Incredible food. It's likely one of your main motivations for traveling to Italy, so you should know how to pronounce what you're about to order. Meals are a great source of pride for Italians, and by butchering the name of your dish, you're disrespecting the work that went into it. Skim through a phrasebook and familiarize yourself with some common food pronunciations. Also memorize a few courtesy phrases like, "Could I have...?" Your Italian doesn't have to be perfect. Just putting in the effort will please the waitstaff and ensure that the cook is the only one doing the butchering...
Put Your Foot Down
Italians are notoriously pushy when they're stuck waiting in line. Market stands and cafe counters often teem with people and can be overwhelming to tourists. Stand your ground and don't be afraid to push your way to the front. Always know your order ahead of time. At the counter, speak clearly and have your money ready so you don't slow down the fast-paced service.

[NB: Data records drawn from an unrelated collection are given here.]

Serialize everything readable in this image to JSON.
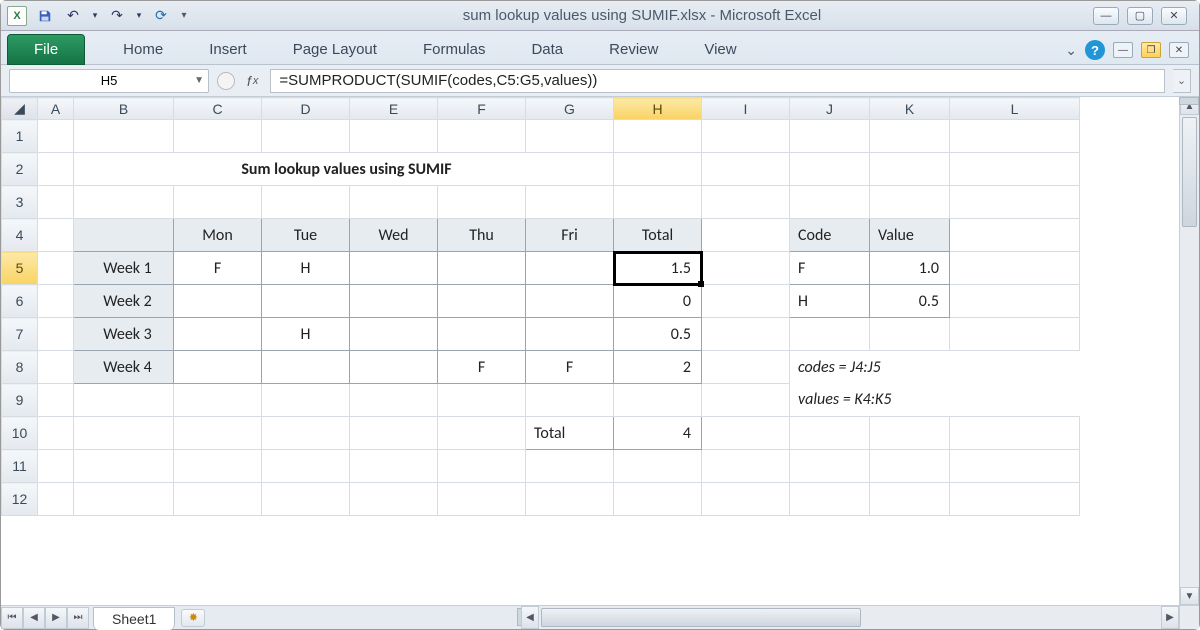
{
  "app": {
    "title": "sum lookup values using SUMIF.xlsx  -  Microsoft Excel"
  },
  "ribbon": {
    "file": "File",
    "tabs": [
      "Home",
      "Insert",
      "Page Layout",
      "Formulas",
      "Data",
      "Review",
      "View"
    ]
  },
  "namebox": "H5",
  "formula": "=SUMPRODUCT(SUMIF(codes,C5:G5,values))",
  "columns": [
    "A",
    "B",
    "C",
    "D",
    "E",
    "F",
    "G",
    "H",
    "I",
    "J",
    "K",
    "L"
  ],
  "rows": [
    "1",
    "2",
    "3",
    "4",
    "5",
    "6",
    "7",
    "8",
    "9",
    "10",
    "11",
    "12"
  ],
  "selected": {
    "col": "H",
    "row": "5"
  },
  "sheet": {
    "title": "Sum lookup values using SUMIF",
    "headers": [
      "Mon",
      "Tue",
      "Wed",
      "Thu",
      "Fri",
      "Total"
    ],
    "weeks": [
      {
        "label": "Week 1",
        "cells": [
          "F",
          "H",
          "",
          "",
          "",
          ""
        ],
        "total": "1.5"
      },
      {
        "label": "Week 2",
        "cells": [
          "",
          "",
          "",
          "",
          "",
          ""
        ],
        "total": "0"
      },
      {
        "label": "Week 3",
        "cells": [
          "",
          "H",
          "",
          "",
          "",
          ""
        ],
        "total": "0.5"
      },
      {
        "label": "Week 4",
        "cells": [
          "",
          "",
          "",
          "F",
          "F",
          ""
        ],
        "total": "2"
      }
    ],
    "grand_label": "Total",
    "grand_total": "4",
    "lookup_headers": [
      "Code",
      "Value"
    ],
    "lookup": [
      {
        "code": "F",
        "value": "1.0"
      },
      {
        "code": "H",
        "value": "0.5"
      }
    ],
    "notes": [
      "codes = J4:J5",
      "values = K4:K5"
    ]
  },
  "tabs": {
    "active": "Sheet1"
  }
}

Trains are a great way to get around Italy — if you know what to do. Tickets are easy to purchase at electronic booths, but make sure you've chosen the proper fare and destination. Riding the wrong train or taking it further than your fare allows can get you kicked off the train or fined. After you buy your ticket, STOP! Find the yellow validation machine and stamp it. An unvalidated ticket can also warrant fines.
In the US, it's normal to pay for small purchases with large bills. In Italy, it's like the 8th deadly sin. Cashiers hate making change and can be rude if you deny their requests for exact coins. Use your larger bills for larger purchases and save your 1 & 2 euro coins for gelato money. It's always smart to be on the cashier's good side, especially if you plan to go back for more gelato (you will.)
Under My Umbrella
If you want to see that piazza when it's less crowded, wait until it rains. Italians scatter at the first sign of precipitation and those who can't escape come prepared. Sleek raincoats and long umbrellas are rainy day essentials. Check the forecast and always carry a compact umbrella so you don't end up the only person in Italy who's drenched.
There are no Starbucks in Italy because coffee is an art form. It's perfectly acceptabl to sip an early morning cappuccino or latte. This window closes after the clock strikes noon, when true Italians drink only espresso. Other coffee drinks are still served throughout the day but show that you're a newbie.
The typical Italian dinner doesn't start until 8pm and many restaurants don't even open until then. If waiting to eat late is difficult for you, have a late lunch or buy a snack to tide you over.
Good gelato is always served in metal bins, which signify it's homemade. Gelato should appear smooth and fluffy, and never grainy.
You're probably used to eating pizza by hand and by the slize. Many Italians actually use a knife and fork and most order a whole pizza for themselves. Take out is frowned upon. Hope you're hungry!